* _Work request_
Copy the data exactly; pictures stay out of the copy.
▶
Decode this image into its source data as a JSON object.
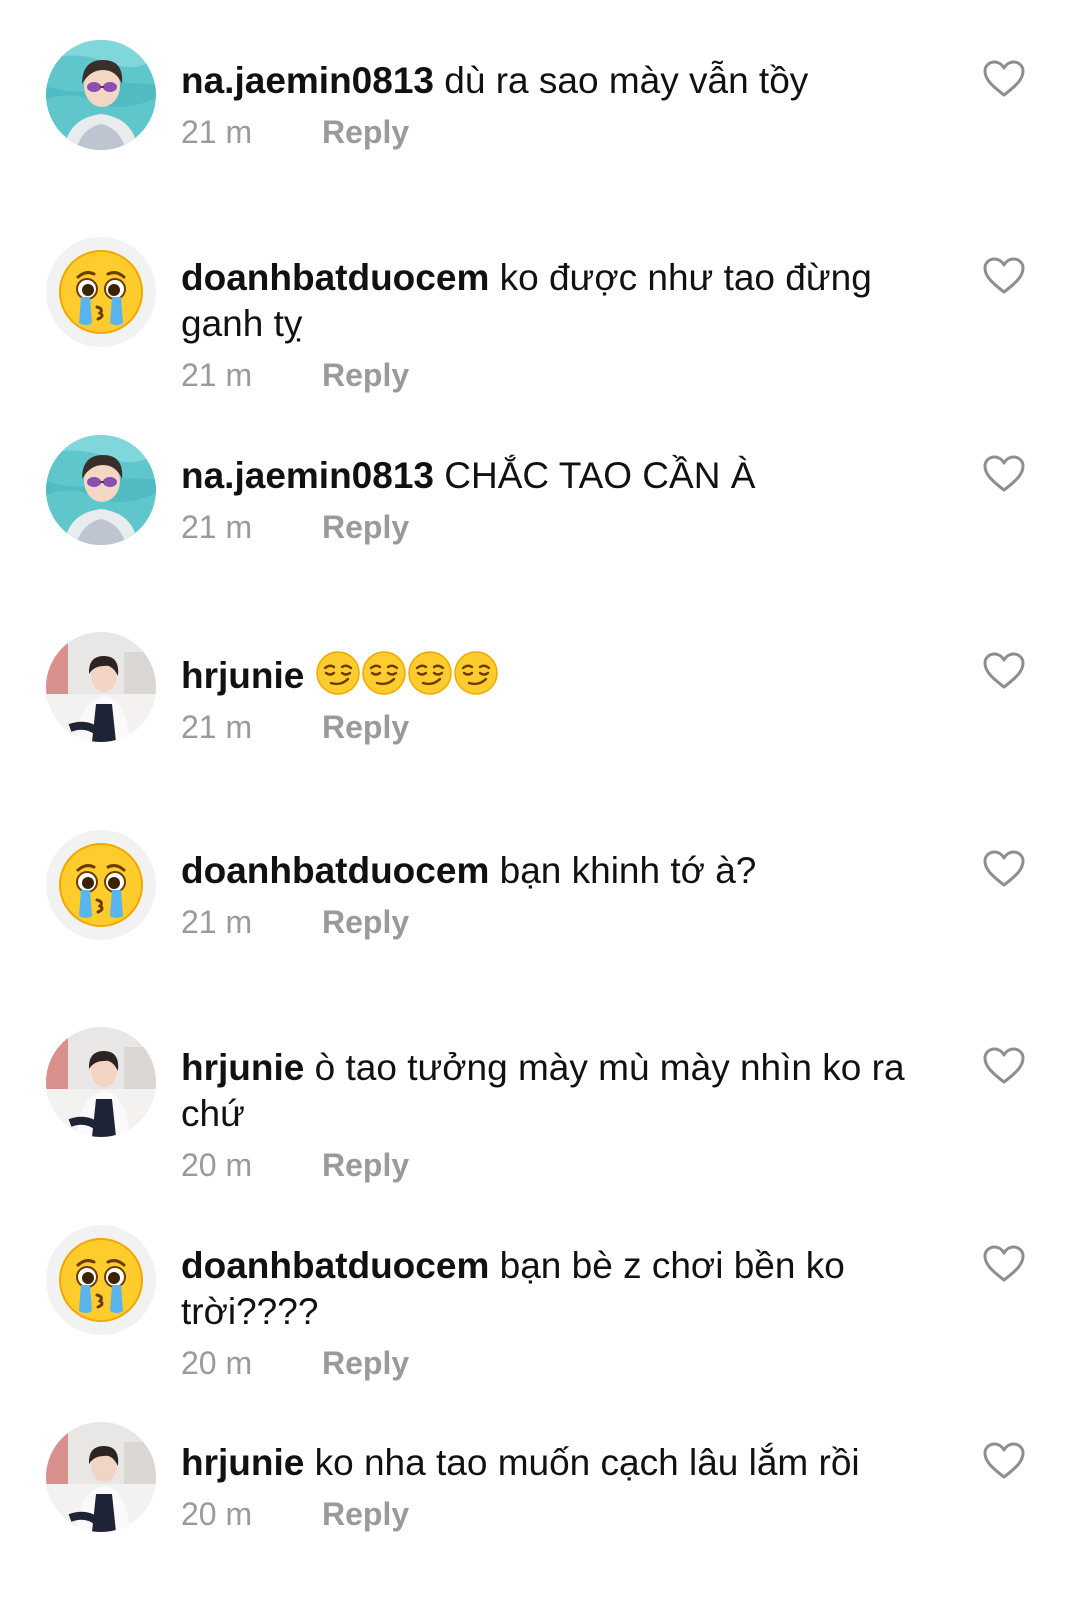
{
  "comments": [
    {
      "username": "na.jaemin0813",
      "text": "dù ra sao mày vẫn tồy",
      "time": "21 m",
      "reply_label": "Reply",
      "avatar": "photo-boy-pool-sunglasses"
    },
    {
      "username": "doanhbatduocem",
      "text": "ko được như tao đừng ganh tỵ",
      "time": "21 m",
      "reply_label": "Reply",
      "avatar": "emoji-pleading-crying"
    },
    {
      "username": "na.jaemin0813",
      "text": "CHẮC TAO CẦN À",
      "time": "21 m",
      "reply_label": "Reply",
      "avatar": "photo-boy-pool-sunglasses"
    },
    {
      "username": "hrjunie",
      "text": "😏😏😏😏",
      "time": "21 m",
      "reply_label": "Reply",
      "avatar": "photo-boy-sitting-white-room"
    },
    {
      "username": "doanhbatduocem",
      "text": "bạn khinh tớ à?",
      "time": "21 m",
      "reply_label": "Reply",
      "avatar": "emoji-pleading-crying"
    },
    {
      "username": "hrjunie",
      "text": "ò tao tưởng mày mù mày nhìn ko ra chứ",
      "time": "20 m",
      "reply_label": "Reply",
      "avatar": "photo-boy-sitting-white-room"
    },
    {
      "username": "doanhbatduocem",
      "text": "bạn bè z chơi bền ko trời????",
      "time": "20 m",
      "reply_label": "Reply",
      "avatar": "emoji-pleading-crying"
    },
    {
      "username": "hrjunie",
      "text": "ko nha tao muốn cạch lâu lắm rồi",
      "time": "20 m",
      "reply_label": "Reply",
      "avatar": "photo-boy-sitting-white-room"
    }
  ],
  "icons": {
    "like": "heart-outline-icon"
  },
  "colors": {
    "meta_text": "#9a9a9a",
    "body_text": "#111111",
    "background": "#ffffff"
  }
}
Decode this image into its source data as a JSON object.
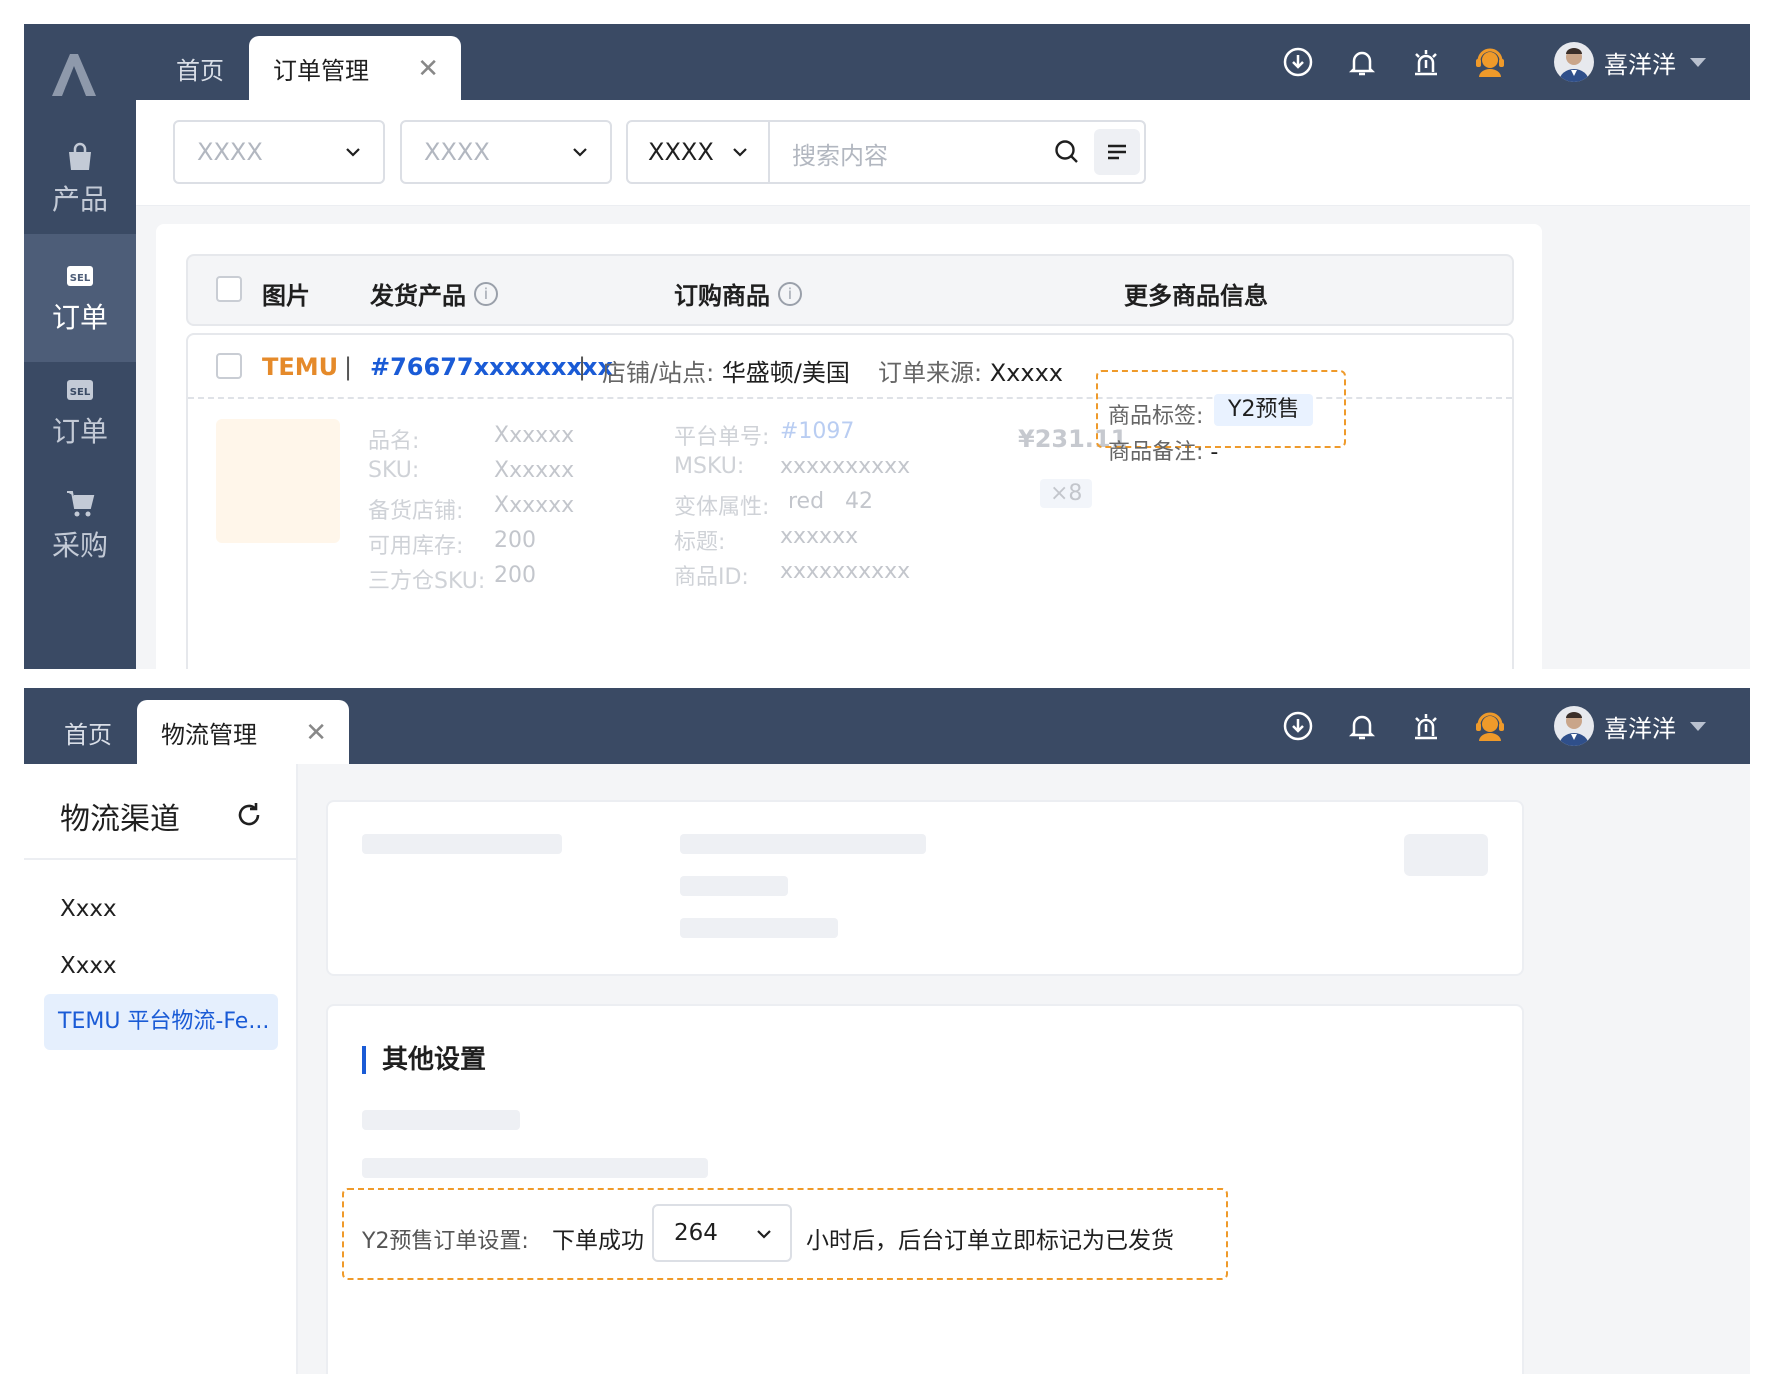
{
  "user": {
    "name": "喜洋洋"
  },
  "screen1": {
    "tabs": {
      "home": "首页",
      "active": "订单管理"
    },
    "sidebar": [
      {
        "label": "产品",
        "icon": "bag-icon"
      },
      {
        "label": "订单",
        "icon": "sel-order-icon",
        "active": true
      },
      {
        "label": "订单",
        "icon": "sel-order-icon"
      },
      {
        "label": "采购",
        "icon": "cart-icon"
      }
    ],
    "filters": {
      "select1": "XXXX",
      "select2": "XXXX",
      "search_type": "XXXX",
      "search_placeholder": "搜索内容"
    },
    "table_headers": {
      "image": "图片",
      "ship_product": "发货产品",
      "order_goods": "订购商品",
      "more_info": "更多商品信息"
    },
    "order": {
      "platform": "TEMU",
      "number": "#76677xxxxxxxxx",
      "shop_label": "店铺/站点:",
      "shop_value": "华盛顿/美国",
      "source_label": "订单来源:",
      "source_value": "Xxxxx",
      "ship_fields": [
        {
          "label": "品名:",
          "value": "Xxxxxx"
        },
        {
          "label": "SKU:",
          "value": "Xxxxxx"
        },
        {
          "label": "备货店铺:",
          "value": "Xxxxxx"
        },
        {
          "label": "可用库存:",
          "value": "200"
        },
        {
          "label": "三方仓SKU:",
          "value": "200"
        }
      ],
      "order_fields": [
        {
          "label": "平台单号:",
          "value": "#1097"
        },
        {
          "label": "MSKU:",
          "value": "xxxxxxxxxx"
        },
        {
          "label": "变体属性:",
          "value": "red   42"
        },
        {
          "label": "标题:",
          "value": "xxxxxx"
        },
        {
          "label": "商品ID:",
          "value": "xxxxxxxxxx"
        }
      ],
      "price": "¥231.11",
      "quantity": "×8",
      "tag_label": "商品标签:",
      "tag_value": "Y2预售",
      "note_label": "商品备注:",
      "note_value": "-"
    }
  },
  "screen2": {
    "tabs": {
      "home": "首页",
      "active": "物流管理"
    },
    "channel_title": "物流渠道",
    "channels": [
      "Xxxx",
      "Xxxx"
    ],
    "active_channel": "TEMU 平台物流-Fe...",
    "section_title": "其他设置",
    "y2_setting": {
      "label": "Y2预售订单设置:",
      "prefix": "下单成功",
      "hours": "264",
      "suffix": "小时后，后台订单立即标记为已发货"
    }
  },
  "colors": {
    "header": "#3a4a64",
    "accent": "#1a5bd6",
    "highlight": "#ef9a2a",
    "temu": "#e58a2a"
  }
}
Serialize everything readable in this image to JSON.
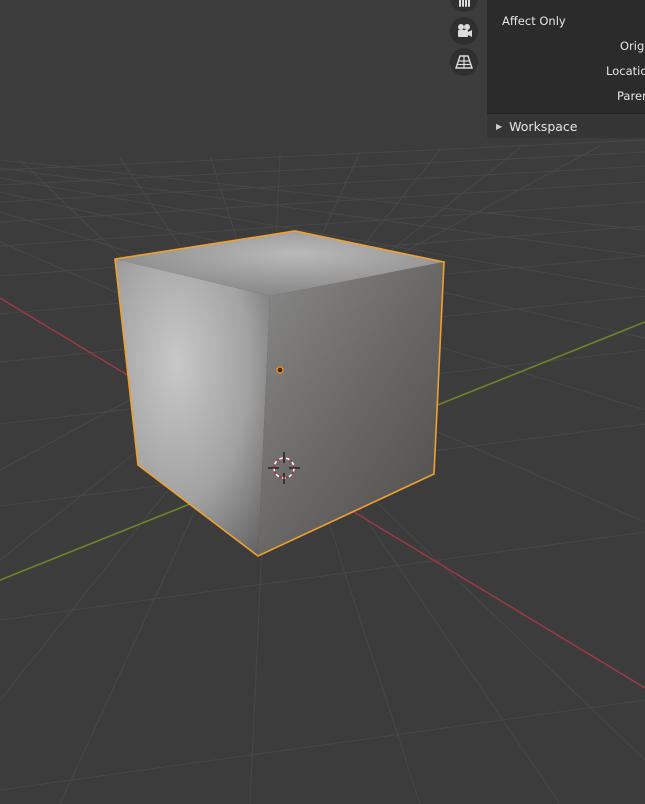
{
  "properties_panel": {
    "affect_only_label": "Affect Only",
    "origins_label": "Origins",
    "locations_label": "Locations",
    "parents_label": "Parents"
  },
  "workspace_panel": {
    "title": "Workspace",
    "collapsed": true
  },
  "navigation_gizmo": {
    "icons": [
      "hand-pan-icon",
      "camera-icon",
      "perspective-grid-icon"
    ]
  },
  "colors": {
    "background": "#3c3c3c",
    "grid_line": "#4a4a4a",
    "x_axis": "#9b3a44",
    "y_axis": "#6b8a2a",
    "selection_outline": "#f0a030",
    "object_origin": "#f09020",
    "panel_bg": "#2b2b2b"
  }
}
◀
* _Output for this task_
Decode this image into its source data as a JSON object.
{
  "comments": [
    {
      "username": "na.jaemin0813",
      "text": "dù ra sao mày vẫn tồy",
      "time": "21 m",
      "reply_label": "Reply",
      "avatar": "photo-boy-pool-sunglasses"
    },
    {
      "username": "doanhbatduocem",
      "text": "ko được như tao đừng ganh tỵ",
      "time": "21 m",
      "reply_label": "Reply",
      "avatar": "emoji-pleading-crying"
    },
    {
      "username": "na.jaemin0813",
      "text": "CHẮC TAO CẦN À",
      "time": "21 m",
      "reply_label": "Reply",
      "avatar": "photo-boy-pool-sunglasses"
    },
    {
      "username": "hrjunie",
      "text": "😏😏😏😏",
      "time": "21 m",
      "reply_label": "Reply",
      "avatar": "photo-boy-sitting-white-room"
    },
    {
      "username": "doanhbatduocem",
      "text": "bạn khinh tớ à?",
      "time": "21 m",
      "reply_label": "Reply",
      "avatar": "emoji-pleading-crying"
    },
    {
      "username": "hrjunie",
      "text": "ò tao tưởng mày mù mày nhìn ko ra chứ",
      "time": "20 m",
      "reply_label": "Reply",
      "avatar": "photo-boy-sitting-white-room"
    },
    {
      "username": "doanhbatduocem",
      "text": "bạn bè z chơi bền ko trời????",
      "time": "20 m",
      "reply_label": "Reply",
      "avatar": "emoji-pleading-crying"
    },
    {
      "username": "hrjunie",
      "text": "ko nha tao muốn cạch lâu lắm rồi",
      "time": "20 m",
      "reply_label": "Reply",
      "avatar": "photo-boy-sitting-white-room"
    }
  ],
  "icons": {
    "like": "heart-outline-icon"
  },
  "colors": {
    "meta_text": "#9a9a9a",
    "body_text": "#111111",
    "background": "#ffffff"
  }
}
Decode this image into its source data as a JSON object.
{
  "user": {
    "name": "喜洋洋"
  },
  "screen1": {
    "tabs": {
      "home": "首页",
      "active": "订单管理"
    },
    "sidebar": [
      {
        "label": "产品",
        "icon": "bag-icon"
      },
      {
        "label": "订单",
        "icon": "sel-order-icon",
        "active": true
      },
      {
        "label": "订单",
        "icon": "sel-order-icon"
      },
      {
        "label": "采购",
        "icon": "cart-icon"
      }
    ],
    "filters": {
      "select1": "XXXX",
      "select2": "XXXX",
      "search_type": "XXXX",
      "search_placeholder": "搜索内容"
    },
    "table_headers": {
      "image": "图片",
      "ship_product": "发货产品",
      "order_goods": "订购商品",
      "more_info": "更多商品信息"
    },
    "order": {
      "platform": "TEMU",
      "number": "#76677xxxxxxxxx",
      "shop_label": "店铺/站点:",
      "shop_value": "华盛顿/美国",
      "source_label": "订单来源:",
      "source_value": "Xxxxx",
      "ship_fields": [
        {
          "label": "品名:",
          "value": "Xxxxxx"
        },
        {
          "label": "SKU:",
          "value": "Xxxxxx"
        },
        {
          "label": "备货店铺:",
          "value": "Xxxxxx"
        },
        {
          "label": "可用库存:",
          "value": "200"
        },
        {
          "label": "三方仓SKU:",
          "value": "200"
        }
      ],
      "order_fields": [
        {
          "label": "平台单号:",
          "value": "#1097"
        },
        {
          "label": "MSKU:",
          "value": "xxxxxxxxxx"
        },
        {
          "label": "变体属性:",
          "value": "red   42"
        },
        {
          "label": "标题:",
          "value": "xxxxxx"
        },
        {
          "label": "商品ID:",
          "value": "xxxxxxxxxx"
        }
      ],
      "price": "¥231.11",
      "quantity": "×8",
      "tag_label": "商品标签:",
      "tag_value": "Y2预售",
      "note_label": "商品备注:",
      "note_value": "-"
    }
  },
  "screen2": {
    "tabs": {
      "home": "首页",
      "active": "物流管理"
    },
    "channel_title": "物流渠道",
    "channels": [
      "Xxxx",
      "Xxxx"
    ],
    "active_channel": "TEMU 平台物流-Fe...",
    "section_title": "其他设置",
    "y2_setting": {
      "label": "Y2预售订单设置:",
      "prefix": "下单成功",
      "hours": "264",
      "suffix": "小时后，后台订单立即标记为已发货"
    }
  },
  "colors": {
    "header": "#3a4a64",
    "accent": "#1a5bd6",
    "highlight": "#ef9a2a",
    "temu": "#e58a2a"
  }
}
Serialize everything readable in this image to JSON.
{
  "properties_panel": {
    "affect_only_label": "Affect Only",
    "origins_label": "Origins",
    "locations_label": "Locations",
    "parents_label": "Parents"
  },
  "workspace_panel": {
    "title": "Workspace",
    "collapsed": true
  },
  "navigation_gizmo": {
    "icons": [
      "hand-pan-icon",
      "camera-icon",
      "perspective-grid-icon"
    ]
  },
  "colors": {
    "background": "#3c3c3c",
    "grid_line": "#4a4a4a",
    "x_axis": "#9b3a44",
    "y_axis": "#6b8a2a",
    "selection_outline": "#f0a030",
    "object_origin": "#f09020",
    "panel_bg": "#2b2b2b"
  }
}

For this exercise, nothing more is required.